TRY IT: I'd like the entries reproduced exactly, with all pictures omitted.

#### DATA FOR ANALYSIS ####

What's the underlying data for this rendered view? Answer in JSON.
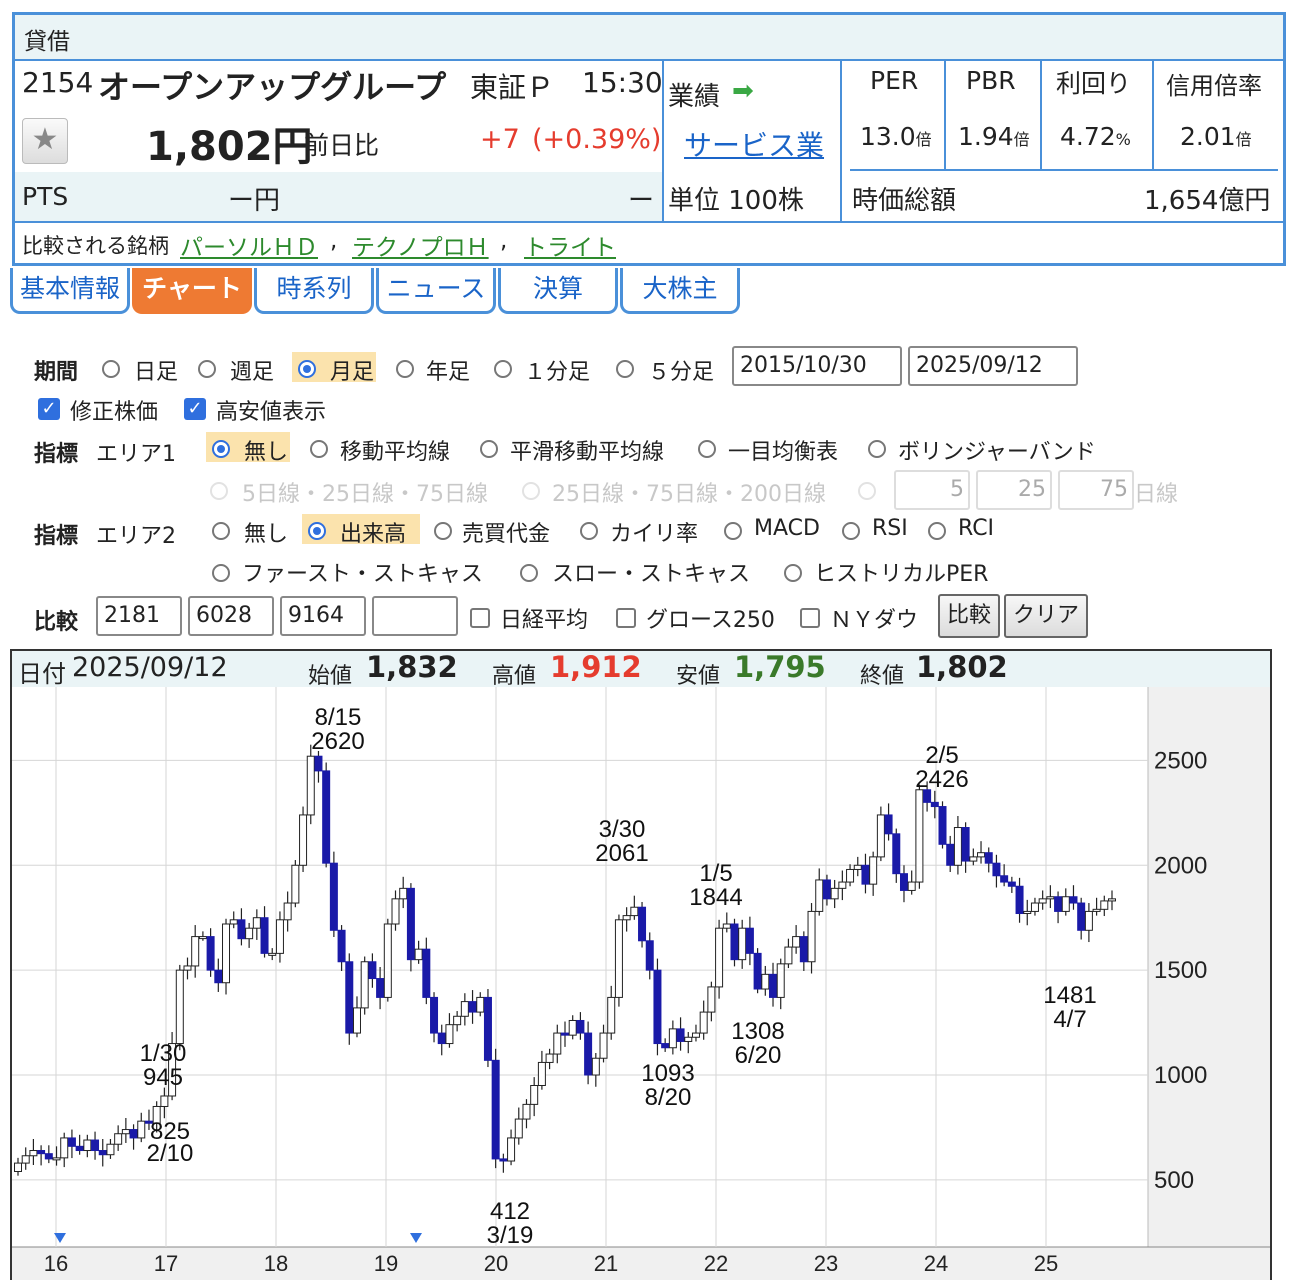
{
  "header": {
    "badge": "貸借",
    "code": "2154",
    "company_name": "オープンアップグループ",
    "market": "東証Ｐ",
    "time": "15:30",
    "price": "1,802円",
    "change_label": "前日比",
    "change": "+7",
    "change_pct": "(+0.39%)",
    "pts_label": "PTS",
    "pts_value": "ー円",
    "pts_change": "ー",
    "gyoseki_label": "業績",
    "sector": "サービス業",
    "unit": "単位 100株",
    "ratios": [
      {
        "label": "PER",
        "value": "13.0",
        "unit": "倍"
      },
      {
        "label": "PBR",
        "value": "1.94",
        "unit": "倍"
      },
      {
        "label": "利回り",
        "value": "4.72",
        "unit": "%"
      },
      {
        "label": "信用倍率",
        "value": "2.01",
        "unit": "倍"
      }
    ],
    "market_cap_label": "時価総額",
    "market_cap": "1,654億円",
    "compare_label": "比較される銘柄",
    "compare_links": [
      "パーソルＨＤ",
      "テクノプロＨ",
      "トライト"
    ],
    "compare_sep": ","
  },
  "tabs": [
    "基本情報",
    "チャート",
    "時系列",
    "ニュース",
    "決算",
    "大株主"
  ],
  "form": {
    "period_label": "期間",
    "period_options": [
      "日足",
      "週足",
      "月足",
      "年足",
      "１分足",
      "５分足"
    ],
    "period_selected": "月足",
    "date_from": "2015/10/30",
    "date_to": "2025/09/12",
    "check_adjusted": "修正株価",
    "check_highlow": "高安値表示",
    "indicator_label": "指標",
    "area1_label": "エリア1",
    "area1_options": [
      "無し",
      "移動平均線",
      "平滑移動平均線",
      "一目均衡表",
      "ボリンジャーバンド"
    ],
    "area1_selected": "無し",
    "ma_options": [
      "5日線・25日線・75日線",
      "25日線・75日線・200日線"
    ],
    "ma_inputs": [
      "5",
      "25",
      "75"
    ],
    "ma_unit": "日線",
    "area2_label": "エリア2",
    "area2_options": [
      "無し",
      "出来高",
      "売買代金",
      "カイリ率",
      "MACD",
      "RSI",
      "RCI",
      "ファースト・ストキャス",
      "スロー・ストキャス",
      "ヒストリカルPER"
    ],
    "area2_selected": "出来高",
    "compare_label": "比較",
    "compare_inputs": [
      "2181",
      "6028",
      "9164",
      ""
    ],
    "compare_checks": [
      "日経平均",
      "グロース250",
      "ＮＹダウ"
    ],
    "compare_button": "比較",
    "clear_button": "クリア"
  },
  "chart_head": {
    "date_label": "日付",
    "date": "2025/09/12",
    "open_label": "始値",
    "open": "1,832",
    "high_label": "高値",
    "high": "1,912",
    "low_label": "安値",
    "low": "1,795",
    "close_label": "終値",
    "close": "1,802",
    "colors": {
      "high": "#e53c2e",
      "low": "#3a7a2a"
    }
  },
  "chart_data": {
    "type": "candlestick",
    "x_ticks": [
      "16",
      "17",
      "18",
      "19",
      "20",
      "21",
      "22",
      "23",
      "24",
      "25"
    ],
    "y_ticks": [
      500,
      1000,
      1500,
      2000,
      2500
    ],
    "ylim": [
      180,
      2850
    ],
    "annotations": [
      {
        "date": "8/15",
        "value": "2620",
        "kind": "high"
      },
      {
        "date": "3/30",
        "value": "2061",
        "kind": "high"
      },
      {
        "date": "1/5",
        "value": "1844",
        "kind": "high"
      },
      {
        "date": "2/5",
        "value": "2426",
        "kind": "high"
      },
      {
        "date": "1/30",
        "value": "945",
        "kind": "high"
      },
      {
        "date": "2/10",
        "value": "825",
        "kind": "low"
      },
      {
        "date": "3/19",
        "value": "412",
        "kind": "low"
      },
      {
        "date": "8/20",
        "value": "1093",
        "kind": "low"
      },
      {
        "date": "6/20",
        "value": "1308",
        "kind": "low"
      },
      {
        "date": "4/7",
        "value": "1481",
        "kind": "low"
      }
    ],
    "colors": {
      "up": "#ffffff",
      "down": "#1a1aa8",
      "wick": "#222222"
    },
    "closes": [
      580,
      615,
      640,
      625,
      600,
      605,
      700,
      660,
      640,
      690,
      640,
      620,
      670,
      720,
      740,
      700,
      780,
      770,
      850,
      900,
      1150,
      1500,
      1520,
      1660,
      1660,
      1500,
      1440,
      1720,
      1740,
      1650,
      1700,
      1750,
      1580,
      1580,
      1740,
      1820,
      2000,
      2240,
      2520,
      2450,
      2010,
      1690,
      1540,
      1200,
      1320,
      1540,
      1460,
      1370,
      1720,
      1840,
      1890,
      1550,
      1600,
      1370,
      1200,
      1150,
      1240,
      1280,
      1350,
      1300,
      1370,
      1070,
      600,
      590,
      700,
      790,
      860,
      950,
      1060,
      1100,
      1200,
      1190,
      1260,
      1200,
      1000,
      1080,
      1200,
      1370,
      1740,
      1760,
      1800,
      1640,
      1500,
      1150,
      1130,
      1220,
      1160,
      1180,
      1200,
      1300,
      1420,
      1700,
      1720,
      1550,
      1700,
      1580,
      1410,
      1480,
      1370,
      1530,
      1610,
      1660,
      1540,
      1780,
      1930,
      1840,
      1890,
      1920,
      1980,
      2000,
      1910,
      2040,
      2240,
      2150,
      1960,
      1880,
      1920,
      2360,
      2300,
      2280,
      2100,
      2000,
      2180,
      2020,
      2040,
      2060,
      2010,
      1950,
      1920,
      1900,
      1770,
      1780,
      1820,
      1840,
      1850,
      1780,
      1850,
      1820,
      1690,
      1780,
      1790,
      1830,
      1840
    ]
  }
}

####

SOLVED EXERCISE:
What's the underlying data for this rendered view? Answer in JSON.
{
  "header": {
    "badge": "貸借",
    "code": "2154",
    "company_name": "オープンアップグループ",
    "market": "東証Ｐ",
    "time": "15:30",
    "price": "1,802円",
    "change_label": "前日比",
    "change": "+7",
    "change_pct": "(+0.39%)",
    "pts_label": "PTS",
    "pts_value": "ー円",
    "pts_change": "ー",
    "gyoseki_label": "業績",
    "sector": "サービス業",
    "unit": "単位 100株",
    "ratios": [
      {
        "label": "PER",
        "value": "13.0",
        "unit": "倍"
      },
      {
        "label": "PBR",
        "value": "1.94",
        "unit": "倍"
      },
      {
        "label": "利回り",
        "value": "4.72",
        "unit": "%"
      },
      {
        "label": "信用倍率",
        "value": "2.01",
        "unit": "倍"
      }
    ],
    "market_cap_label": "時価総額",
    "market_cap": "1,654億円",
    "compare_label": "比較される銘柄",
    "compare_links": [
      "パーソルＨＤ",
      "テクノプロＨ",
      "トライト"
    ],
    "compare_sep": ","
  },
  "tabs": [
    "基本情報",
    "チャート",
    "時系列",
    "ニュース",
    "決算",
    "大株主"
  ],
  "form": {
    "period_label": "期間",
    "period_options": [
      "日足",
      "週足",
      "月足",
      "年足",
      "１分足",
      "５分足"
    ],
    "period_selected": "月足",
    "date_from": "2015/10/30",
    "date_to": "2025/09/12",
    "check_adjusted": "修正株価",
    "check_highlow": "高安値表示",
    "indicator_label": "指標",
    "area1_label": "エリア1",
    "area1_options": [
      "無し",
      "移動平均線",
      "平滑移動平均線",
      "一目均衡表",
      "ボリンジャーバンド"
    ],
    "area1_selected": "無し",
    "ma_options": [
      "5日線・25日線・75日線",
      "25日線・75日線・200日線"
    ],
    "ma_inputs": [
      "5",
      "25",
      "75"
    ],
    "ma_unit": "日線",
    "area2_label": "エリア2",
    "area2_options": [
      "無し",
      "出来高",
      "売買代金",
      "カイリ率",
      "MACD",
      "RSI",
      "RCI",
      "ファースト・ストキャス",
      "スロー・ストキャス",
      "ヒストリカルPER"
    ],
    "area2_selected": "出来高",
    "compare_label": "比較",
    "compare_inputs": [
      "2181",
      "6028",
      "9164",
      ""
    ],
    "compare_checks": [
      "日経平均",
      "グロース250",
      "ＮＹダウ"
    ],
    "compare_button": "比較",
    "clear_button": "クリア"
  },
  "chart_head": {
    "date_label": "日付",
    "date": "2025/09/12",
    "open_label": "始値",
    "open": "1,832",
    "high_label": "高値",
    "high": "1,912",
    "low_label": "安値",
    "low": "1,795",
    "close_label": "終値",
    "close": "1,802",
    "colors": {
      "high": "#e53c2e",
      "low": "#3a7a2a"
    }
  },
  "chart_data": {
    "type": "candlestick",
    "x_ticks": [
      "16",
      "17",
      "18",
      "19",
      "20",
      "21",
      "22",
      "23",
      "24",
      "25"
    ],
    "y_ticks": [
      500,
      1000,
      1500,
      2000,
      2500
    ],
    "ylim": [
      180,
      2850
    ],
    "annotations": [
      {
        "date": "8/15",
        "value": "2620",
        "kind": "high"
      },
      {
        "date": "3/30",
        "value": "2061",
        "kind": "high"
      },
      {
        "date": "1/5",
        "value": "1844",
        "kind": "high"
      },
      {
        "date": "2/5",
        "value": "2426",
        "kind": "high"
      },
      {
        "date": "1/30",
        "value": "945",
        "kind": "high"
      },
      {
        "date": "2/10",
        "value": "825",
        "kind": "low"
      },
      {
        "date": "3/19",
        "value": "412",
        "kind": "low"
      },
      {
        "date": "8/20",
        "value": "1093",
        "kind": "low"
      },
      {
        "date": "6/20",
        "value": "1308",
        "kind": "low"
      },
      {
        "date": "4/7",
        "value": "1481",
        "kind": "low"
      }
    ],
    "colors": {
      "up": "#ffffff",
      "down": "#1a1aa8",
      "wick": "#222222"
    },
    "closes": [
      580,
      615,
      640,
      625,
      600,
      605,
      700,
      660,
      640,
      690,
      640,
      620,
      670,
      720,
      740,
      700,
      780,
      770,
      850,
      900,
      1150,
      1500,
      1520,
      1660,
      1660,
      1500,
      1440,
      1720,
      1740,
      1650,
      1700,
      1750,
      1580,
      1580,
      1740,
      1820,
      2000,
      2240,
      2520,
      2450,
      2010,
      1690,
      1540,
      1200,
      1320,
      1540,
      1460,
      1370,
      1720,
      1840,
      1890,
      1550,
      1600,
      1370,
      1200,
      1150,
      1240,
      1280,
      1350,
      1300,
      1370,
      1070,
      600,
      590,
      700,
      790,
      860,
      950,
      1060,
      1100,
      1200,
      1190,
      1260,
      1200,
      1000,
      1080,
      1200,
      1370,
      1740,
      1760,
      1800,
      1640,
      1500,
      1150,
      1130,
      1220,
      1160,
      1180,
      1200,
      1300,
      1420,
      1700,
      1720,
      1550,
      1700,
      1580,
      1410,
      1480,
      1370,
      1530,
      1610,
      1660,
      1540,
      1780,
      1930,
      1840,
      1890,
      1920,
      1980,
      2000,
      1910,
      2040,
      2240,
      2150,
      1960,
      1880,
      1920,
      2360,
      2300,
      2280,
      2100,
      2000,
      2180,
      2020,
      2040,
      2060,
      2010,
      1950,
      1920,
      1900,
      1770,
      1780,
      1820,
      1840,
      1850,
      1780,
      1850,
      1820,
      1690,
      1780,
      1790,
      1830,
      1840
    ]
  }
}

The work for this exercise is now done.